After the new drilled hole is perforated, it may produce naturally…without any sort of pump…if the reservoir is excellent. It would then be a flowing well. Most of the time, though, the well must be fracked. During the fracking process, large amounts of fluids (such as water, carbon dioxide, or diesel oil) and other materials (such as sand or man-made proppant) are forced down the hole (in a procedure known as a frac job), thru the wellbore perforations, and into the producing zone.

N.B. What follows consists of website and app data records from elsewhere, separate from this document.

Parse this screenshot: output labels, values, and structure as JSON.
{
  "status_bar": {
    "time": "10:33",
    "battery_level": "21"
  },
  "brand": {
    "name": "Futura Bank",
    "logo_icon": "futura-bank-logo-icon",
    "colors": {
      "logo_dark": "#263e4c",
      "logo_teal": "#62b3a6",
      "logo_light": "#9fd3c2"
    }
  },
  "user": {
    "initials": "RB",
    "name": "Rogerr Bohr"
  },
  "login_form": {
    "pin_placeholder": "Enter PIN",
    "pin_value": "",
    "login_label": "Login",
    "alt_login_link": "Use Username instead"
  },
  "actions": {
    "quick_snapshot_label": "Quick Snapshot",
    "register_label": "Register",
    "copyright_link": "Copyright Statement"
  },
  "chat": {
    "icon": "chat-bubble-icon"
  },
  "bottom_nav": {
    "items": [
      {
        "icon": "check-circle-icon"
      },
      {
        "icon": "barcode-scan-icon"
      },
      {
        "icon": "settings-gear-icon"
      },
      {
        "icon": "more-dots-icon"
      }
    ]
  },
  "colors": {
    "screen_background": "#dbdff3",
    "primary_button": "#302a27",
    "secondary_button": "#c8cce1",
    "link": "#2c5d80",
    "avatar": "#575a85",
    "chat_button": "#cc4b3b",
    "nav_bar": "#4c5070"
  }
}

This combination of high pressure and proppant material fills the new fractures in the rock, creating spaces or channels of artificially-high porosity and permeability.
Fracking has been practiced extensively for over 60 years, but you would not know this based on recent news articles! In virtually all cases, fracking is a safe procedure which poses no risk to the the environment, or to the water quality of drinking-water wells. Fracking is normally done in well-isolated zones many thousands of feet beneath the surface. Most drinking water is retrieved from wells that are less than several hundred feet deep.
Horizontal Well Completions
The horizontal well is completed in the same way as the vertical well, except the drill pipe is “kicked off” at a certain vertical depth, which allows the drill bit to enter the prospective formation horizontally. Casing is still run all the way to the end of the hole (the casing bends), and the well is perforated and fracked in the same manner as the conventional vertical well. However, the frac is likely to be much larger in a horizontal well as there is proportionally more rock to fracture.
If the workers feel the well is capable of producing oil, and it does not flow naturally, a pumping unit of one type or another will be placed on the well. This may be a surface pump jack, a gas-lift system, or a downhole submersible pump. Many wells may flow naturally for several years.